The number of extremely hot days in Eastern and Midwestern U.S. cities is projected to triple by mid-century, according to a new study led by University of Wisconsin–Madison researchers and published today in the Journal of the American Medical Association.
Crews will soon begin treating 17 ash trees across campus for emerald ash borer, an exotic wood-boring beetle that is known to attack ash trees in North America. In November 2013, it was confirmed found in Madison.
When the Intergovernmental Panel on Climate Change recently requested a figure for its annual report, to show global temperature trends over the last 10,000 years, the University of Wisconsin–Madison’s Zhengyu Liu knew that was going to be a problem. Writing in the journal Proceedings of the National Academy of Science today, Liu and colleagues describe a consistent global warming trend over the course of the Holocene, our current geological epoch, counter to a study published last year that described a period of global cooling before human influence.
As the mid-August downtown leases turn over, overflowing dumpsters and buried curbs contain many items that can be reused or recycled.
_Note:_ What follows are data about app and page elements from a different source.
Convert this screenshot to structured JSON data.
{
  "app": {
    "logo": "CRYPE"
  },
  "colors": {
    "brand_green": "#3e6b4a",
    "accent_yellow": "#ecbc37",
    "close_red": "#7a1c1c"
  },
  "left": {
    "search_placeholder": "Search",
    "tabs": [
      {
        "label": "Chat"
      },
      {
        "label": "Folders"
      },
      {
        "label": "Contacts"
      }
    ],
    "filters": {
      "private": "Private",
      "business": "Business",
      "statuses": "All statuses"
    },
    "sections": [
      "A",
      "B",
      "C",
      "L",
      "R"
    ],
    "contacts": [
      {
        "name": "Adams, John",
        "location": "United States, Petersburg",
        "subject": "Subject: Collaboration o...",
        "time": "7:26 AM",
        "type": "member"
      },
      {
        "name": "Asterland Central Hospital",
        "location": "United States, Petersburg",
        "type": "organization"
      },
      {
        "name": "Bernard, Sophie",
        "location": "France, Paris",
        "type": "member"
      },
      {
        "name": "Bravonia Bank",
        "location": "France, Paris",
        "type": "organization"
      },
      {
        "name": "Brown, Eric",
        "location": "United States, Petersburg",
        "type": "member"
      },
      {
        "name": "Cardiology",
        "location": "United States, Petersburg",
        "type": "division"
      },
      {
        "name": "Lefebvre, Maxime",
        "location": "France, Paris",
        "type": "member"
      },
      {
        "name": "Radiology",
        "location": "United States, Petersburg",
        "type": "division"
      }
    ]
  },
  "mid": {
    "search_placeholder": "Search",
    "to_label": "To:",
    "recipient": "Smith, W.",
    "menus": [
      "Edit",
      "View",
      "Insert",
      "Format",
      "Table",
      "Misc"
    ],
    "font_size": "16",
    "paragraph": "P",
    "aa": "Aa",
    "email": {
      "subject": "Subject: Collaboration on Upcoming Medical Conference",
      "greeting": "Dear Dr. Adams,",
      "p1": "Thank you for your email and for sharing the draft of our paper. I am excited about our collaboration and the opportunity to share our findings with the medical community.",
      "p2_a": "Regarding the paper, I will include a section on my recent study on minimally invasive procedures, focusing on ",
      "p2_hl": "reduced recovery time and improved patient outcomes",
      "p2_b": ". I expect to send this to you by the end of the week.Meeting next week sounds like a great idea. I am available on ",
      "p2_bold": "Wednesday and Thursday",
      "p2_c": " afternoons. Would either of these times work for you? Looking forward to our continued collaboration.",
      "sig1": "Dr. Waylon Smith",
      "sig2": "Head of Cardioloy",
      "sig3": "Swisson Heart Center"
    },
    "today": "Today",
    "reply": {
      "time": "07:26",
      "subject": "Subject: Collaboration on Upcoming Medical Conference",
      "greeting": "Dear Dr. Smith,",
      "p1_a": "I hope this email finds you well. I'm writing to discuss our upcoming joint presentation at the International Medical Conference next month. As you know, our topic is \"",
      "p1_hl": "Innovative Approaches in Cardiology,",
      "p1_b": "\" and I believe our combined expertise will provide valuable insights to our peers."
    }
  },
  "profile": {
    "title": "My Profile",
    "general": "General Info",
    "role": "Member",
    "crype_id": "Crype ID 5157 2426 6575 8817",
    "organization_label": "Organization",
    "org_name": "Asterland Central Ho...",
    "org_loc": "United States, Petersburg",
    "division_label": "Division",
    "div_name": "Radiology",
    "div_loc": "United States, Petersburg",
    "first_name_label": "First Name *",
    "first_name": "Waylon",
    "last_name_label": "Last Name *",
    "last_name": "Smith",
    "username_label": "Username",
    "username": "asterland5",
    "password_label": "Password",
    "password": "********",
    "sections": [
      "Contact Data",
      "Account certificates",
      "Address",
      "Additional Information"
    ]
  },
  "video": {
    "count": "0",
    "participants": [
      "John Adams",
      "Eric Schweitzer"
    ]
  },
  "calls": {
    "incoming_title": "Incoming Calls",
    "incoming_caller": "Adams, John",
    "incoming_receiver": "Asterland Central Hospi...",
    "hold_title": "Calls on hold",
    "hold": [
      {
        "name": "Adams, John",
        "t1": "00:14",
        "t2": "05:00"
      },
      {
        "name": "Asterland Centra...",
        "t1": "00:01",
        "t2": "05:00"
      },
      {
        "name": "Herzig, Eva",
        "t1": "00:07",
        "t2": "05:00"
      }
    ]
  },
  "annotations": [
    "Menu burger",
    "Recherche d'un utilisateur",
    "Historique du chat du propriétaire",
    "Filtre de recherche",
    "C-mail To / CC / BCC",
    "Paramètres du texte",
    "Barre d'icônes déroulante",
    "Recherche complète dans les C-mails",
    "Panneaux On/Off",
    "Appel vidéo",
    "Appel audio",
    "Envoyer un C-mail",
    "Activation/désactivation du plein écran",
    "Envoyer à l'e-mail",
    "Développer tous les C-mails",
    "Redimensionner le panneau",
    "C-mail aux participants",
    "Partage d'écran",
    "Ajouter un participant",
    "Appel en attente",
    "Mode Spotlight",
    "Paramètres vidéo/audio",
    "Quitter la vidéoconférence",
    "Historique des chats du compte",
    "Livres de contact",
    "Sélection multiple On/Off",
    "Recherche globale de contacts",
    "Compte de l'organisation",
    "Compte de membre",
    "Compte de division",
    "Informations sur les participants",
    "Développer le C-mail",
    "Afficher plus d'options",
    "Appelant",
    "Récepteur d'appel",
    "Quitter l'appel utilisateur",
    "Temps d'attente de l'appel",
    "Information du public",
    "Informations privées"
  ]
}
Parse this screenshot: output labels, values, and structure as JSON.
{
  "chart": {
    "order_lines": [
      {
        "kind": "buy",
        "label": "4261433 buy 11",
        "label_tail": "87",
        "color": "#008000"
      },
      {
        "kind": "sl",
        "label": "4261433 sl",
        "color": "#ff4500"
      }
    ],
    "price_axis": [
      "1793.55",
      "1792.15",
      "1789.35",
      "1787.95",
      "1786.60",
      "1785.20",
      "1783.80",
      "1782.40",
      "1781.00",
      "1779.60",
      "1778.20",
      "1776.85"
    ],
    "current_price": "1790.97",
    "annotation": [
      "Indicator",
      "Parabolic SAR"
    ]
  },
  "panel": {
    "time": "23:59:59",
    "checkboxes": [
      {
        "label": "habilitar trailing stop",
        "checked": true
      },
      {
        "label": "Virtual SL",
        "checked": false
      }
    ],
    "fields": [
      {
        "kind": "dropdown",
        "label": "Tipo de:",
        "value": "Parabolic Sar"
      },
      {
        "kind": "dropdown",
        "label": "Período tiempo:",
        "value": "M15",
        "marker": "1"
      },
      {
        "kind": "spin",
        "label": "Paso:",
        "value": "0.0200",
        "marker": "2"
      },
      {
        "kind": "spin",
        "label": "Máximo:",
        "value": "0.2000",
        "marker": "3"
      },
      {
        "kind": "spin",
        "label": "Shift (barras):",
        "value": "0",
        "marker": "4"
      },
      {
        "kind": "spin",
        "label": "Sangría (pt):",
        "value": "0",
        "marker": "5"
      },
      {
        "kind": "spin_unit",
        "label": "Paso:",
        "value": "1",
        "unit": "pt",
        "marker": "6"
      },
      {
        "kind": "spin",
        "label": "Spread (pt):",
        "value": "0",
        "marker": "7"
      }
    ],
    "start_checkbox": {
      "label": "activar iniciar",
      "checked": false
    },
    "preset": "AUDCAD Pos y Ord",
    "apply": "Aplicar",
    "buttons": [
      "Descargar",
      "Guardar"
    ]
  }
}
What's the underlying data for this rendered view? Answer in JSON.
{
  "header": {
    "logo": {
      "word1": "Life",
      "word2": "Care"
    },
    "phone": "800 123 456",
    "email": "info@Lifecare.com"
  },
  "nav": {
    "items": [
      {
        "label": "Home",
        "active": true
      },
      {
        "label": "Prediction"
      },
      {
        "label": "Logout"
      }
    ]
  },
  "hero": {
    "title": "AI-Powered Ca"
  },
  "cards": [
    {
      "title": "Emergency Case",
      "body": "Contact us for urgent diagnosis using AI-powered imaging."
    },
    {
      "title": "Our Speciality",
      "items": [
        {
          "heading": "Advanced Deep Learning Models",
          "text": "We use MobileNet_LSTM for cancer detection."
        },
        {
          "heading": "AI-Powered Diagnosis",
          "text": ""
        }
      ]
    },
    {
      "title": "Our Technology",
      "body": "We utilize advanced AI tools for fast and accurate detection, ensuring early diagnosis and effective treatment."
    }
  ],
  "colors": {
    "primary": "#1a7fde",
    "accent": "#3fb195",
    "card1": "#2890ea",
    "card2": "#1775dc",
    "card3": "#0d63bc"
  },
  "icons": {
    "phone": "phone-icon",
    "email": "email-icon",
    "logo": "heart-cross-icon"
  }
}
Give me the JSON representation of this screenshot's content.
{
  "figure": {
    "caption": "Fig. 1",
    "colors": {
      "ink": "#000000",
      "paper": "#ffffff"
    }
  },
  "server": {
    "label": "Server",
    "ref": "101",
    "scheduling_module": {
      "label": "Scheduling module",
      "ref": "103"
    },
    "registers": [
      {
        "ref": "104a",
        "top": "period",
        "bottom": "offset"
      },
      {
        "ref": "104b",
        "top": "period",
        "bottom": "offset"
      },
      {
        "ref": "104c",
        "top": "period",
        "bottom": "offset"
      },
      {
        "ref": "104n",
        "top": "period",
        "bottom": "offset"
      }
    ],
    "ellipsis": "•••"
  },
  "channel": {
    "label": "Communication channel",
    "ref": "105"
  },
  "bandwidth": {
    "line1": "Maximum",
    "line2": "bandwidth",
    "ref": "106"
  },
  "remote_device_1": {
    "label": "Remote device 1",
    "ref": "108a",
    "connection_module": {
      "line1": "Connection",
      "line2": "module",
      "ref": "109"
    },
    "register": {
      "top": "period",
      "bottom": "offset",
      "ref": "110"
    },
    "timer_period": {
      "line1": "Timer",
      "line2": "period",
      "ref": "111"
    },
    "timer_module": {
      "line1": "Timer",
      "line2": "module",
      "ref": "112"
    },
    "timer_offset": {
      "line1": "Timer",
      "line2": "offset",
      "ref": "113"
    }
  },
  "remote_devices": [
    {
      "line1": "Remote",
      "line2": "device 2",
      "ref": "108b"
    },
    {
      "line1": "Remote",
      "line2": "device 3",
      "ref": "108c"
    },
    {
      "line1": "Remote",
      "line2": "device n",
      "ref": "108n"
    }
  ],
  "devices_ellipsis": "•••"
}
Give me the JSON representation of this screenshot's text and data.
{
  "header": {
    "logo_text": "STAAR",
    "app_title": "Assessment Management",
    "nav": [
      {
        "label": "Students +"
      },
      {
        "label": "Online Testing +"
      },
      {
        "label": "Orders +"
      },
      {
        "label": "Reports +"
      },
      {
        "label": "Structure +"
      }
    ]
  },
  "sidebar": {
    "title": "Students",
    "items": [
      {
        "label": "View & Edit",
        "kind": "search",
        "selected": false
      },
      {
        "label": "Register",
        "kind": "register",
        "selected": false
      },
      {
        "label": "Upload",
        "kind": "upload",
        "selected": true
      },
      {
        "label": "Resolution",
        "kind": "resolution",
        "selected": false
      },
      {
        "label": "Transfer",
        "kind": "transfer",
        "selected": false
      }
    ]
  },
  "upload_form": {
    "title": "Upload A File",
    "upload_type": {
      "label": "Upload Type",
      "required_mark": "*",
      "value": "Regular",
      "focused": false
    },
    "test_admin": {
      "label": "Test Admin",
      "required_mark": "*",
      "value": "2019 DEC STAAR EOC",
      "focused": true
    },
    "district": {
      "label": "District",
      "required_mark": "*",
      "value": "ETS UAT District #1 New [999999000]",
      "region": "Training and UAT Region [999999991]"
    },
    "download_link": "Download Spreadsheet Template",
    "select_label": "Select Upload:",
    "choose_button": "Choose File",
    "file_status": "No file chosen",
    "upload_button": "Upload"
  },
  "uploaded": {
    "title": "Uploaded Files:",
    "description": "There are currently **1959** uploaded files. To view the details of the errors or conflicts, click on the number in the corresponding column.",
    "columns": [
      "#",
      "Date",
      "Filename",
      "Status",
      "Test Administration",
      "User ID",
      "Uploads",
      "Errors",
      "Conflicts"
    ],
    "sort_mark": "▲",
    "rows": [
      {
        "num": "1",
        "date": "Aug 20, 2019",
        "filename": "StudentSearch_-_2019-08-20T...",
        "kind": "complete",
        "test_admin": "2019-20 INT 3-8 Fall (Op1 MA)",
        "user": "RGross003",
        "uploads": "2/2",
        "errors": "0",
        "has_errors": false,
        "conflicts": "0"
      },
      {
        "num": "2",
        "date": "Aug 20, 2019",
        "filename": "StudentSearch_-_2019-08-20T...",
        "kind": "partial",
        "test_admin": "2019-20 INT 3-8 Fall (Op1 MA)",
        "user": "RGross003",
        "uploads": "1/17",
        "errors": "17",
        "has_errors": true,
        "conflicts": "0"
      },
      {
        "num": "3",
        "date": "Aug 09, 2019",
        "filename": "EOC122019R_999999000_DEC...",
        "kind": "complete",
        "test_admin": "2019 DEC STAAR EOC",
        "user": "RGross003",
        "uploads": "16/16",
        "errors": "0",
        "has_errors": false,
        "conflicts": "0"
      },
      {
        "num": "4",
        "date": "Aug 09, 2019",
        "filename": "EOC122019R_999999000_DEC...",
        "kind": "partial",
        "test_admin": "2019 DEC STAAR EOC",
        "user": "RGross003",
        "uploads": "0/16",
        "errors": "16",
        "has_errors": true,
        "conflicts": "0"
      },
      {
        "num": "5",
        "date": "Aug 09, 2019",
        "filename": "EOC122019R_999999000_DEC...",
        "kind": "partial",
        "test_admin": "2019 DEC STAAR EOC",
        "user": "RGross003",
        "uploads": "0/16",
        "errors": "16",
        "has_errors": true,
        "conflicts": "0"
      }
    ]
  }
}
In an effort to reduce landfill waste and increase community benefit, the UW–Madison WE CONSERVE program and Office of Sustainability are partnering with the City of Madison, Goodwill Industries, Society of St. Vincent de Paul and student organization REthink Wisconsin to collect and donate reusable items.
As production of shale gas soars, the industry's effects on nature and wildlife remain largely unexplored, according to a study by a group of conservation biologists published in Frontiers in Ecology and the Environment on August 1.
Storing industrial waste has never been a pretty job, and it's getting harder.
Three new research projects, all based at the University of Wisconsin–Madison, will each take a look at a specific angle related to the state’s water supply and use, including one study specifically studying Madison’s water for the presence and effects of manganese.
Traversing the University of Wisconsin–Madison campus while consulting iPads and smartphones, the students in Cathy Middlecamp’s introductory environmental studies course could have been mistaken for anyone checking social media en route to class. But for these students, class was already in session. Middlecamp, a professor in the Nelson Institute for Environmental Studies, partnered with the UW Mobile Learning Incubator to have students in Environmental Studies 126 playtest a new mobile game under development that explores sustainability features on the UW–Madison campus.
The Yahara Watershed is a unique and vibrant part of south-central Wisconsin. It is home to the state capital, 370,000 people, 170,000 acres of productive farmland, and four beloved lakes - Mendota, Monona, Waubesa and Kegonsa.
A team of University of Wisconsin–Madison undergraduates has won a $90,000 award to expand a novel Styrofoam reuse and recycling program in the Madison area.
The rhythms of nature time the sprouting of seeds with a litany of cues — physical and chemical changes brought on by fire and frost and even the teeth and acid of a browsing animal’s digestion.
A new competition to spark innovative solutions related to climate change and its impacts is kicking off Friday, April 4 at the University of Wisconsin–Madison.
Concern about excess nitrogen getting into the state's waterways and drinking water is the impetus for a Nitrogen Science Summit March 28 on the University of Wisconsin–Madison campus.
Actress and activist Rosario Dawson, cofounder and chair of the voting rights organization Voto Latino and an international advocate for women's rights and environmental quality, will keynote the eighth annual Nelson Institute Earth Day Conference on Tuesday, April 22 in Madison.
Cleaning up oil spills and metal contaminates in a low-impact, sustainable and inexpensive manner remains a challenge for companies and governments globally. But a group of researchers at UW–Madison is examining alternative materials that can be modified to absorb oil and chemicals.
When the government of Ethiopia finishes building the Grand Ethiopian Renaissance Dam (GERD) in 2017 or 2018, it will not only have built the largest hydroelectric power-generation plant in Africa, but also stirred up tensions among African nations, and indelibly altered a river that itself has guided millennia of human history in the region.
Apple growers wanted to find the best way to grow apples. Agricultural scientists wanted to reduce pesticide use on Wisconsin farms. These groups, starting with different objectives, found one solution that benefited them both: eco-fruit farming.
A collaborative class on environmental filmmaking is helping some UW–Madison students learn to tell stories in a whole new way.
Zebra mussels. Asian carp. Kudzu. Chances are you recognize these names as belonging to invasive species - plants or animals that are relocated from their native habitat to a foreign land, only to prove so prolific that they take over their new home. Except that's not how the story usually goes, according to a new study.
Profound questions about possible futures - precipitated by a changing climate, shifting energy resources, and the movement and displacement of people across the globe - will be explored during the Tales from Planet Earth film festival in Madison Nov. 1-3.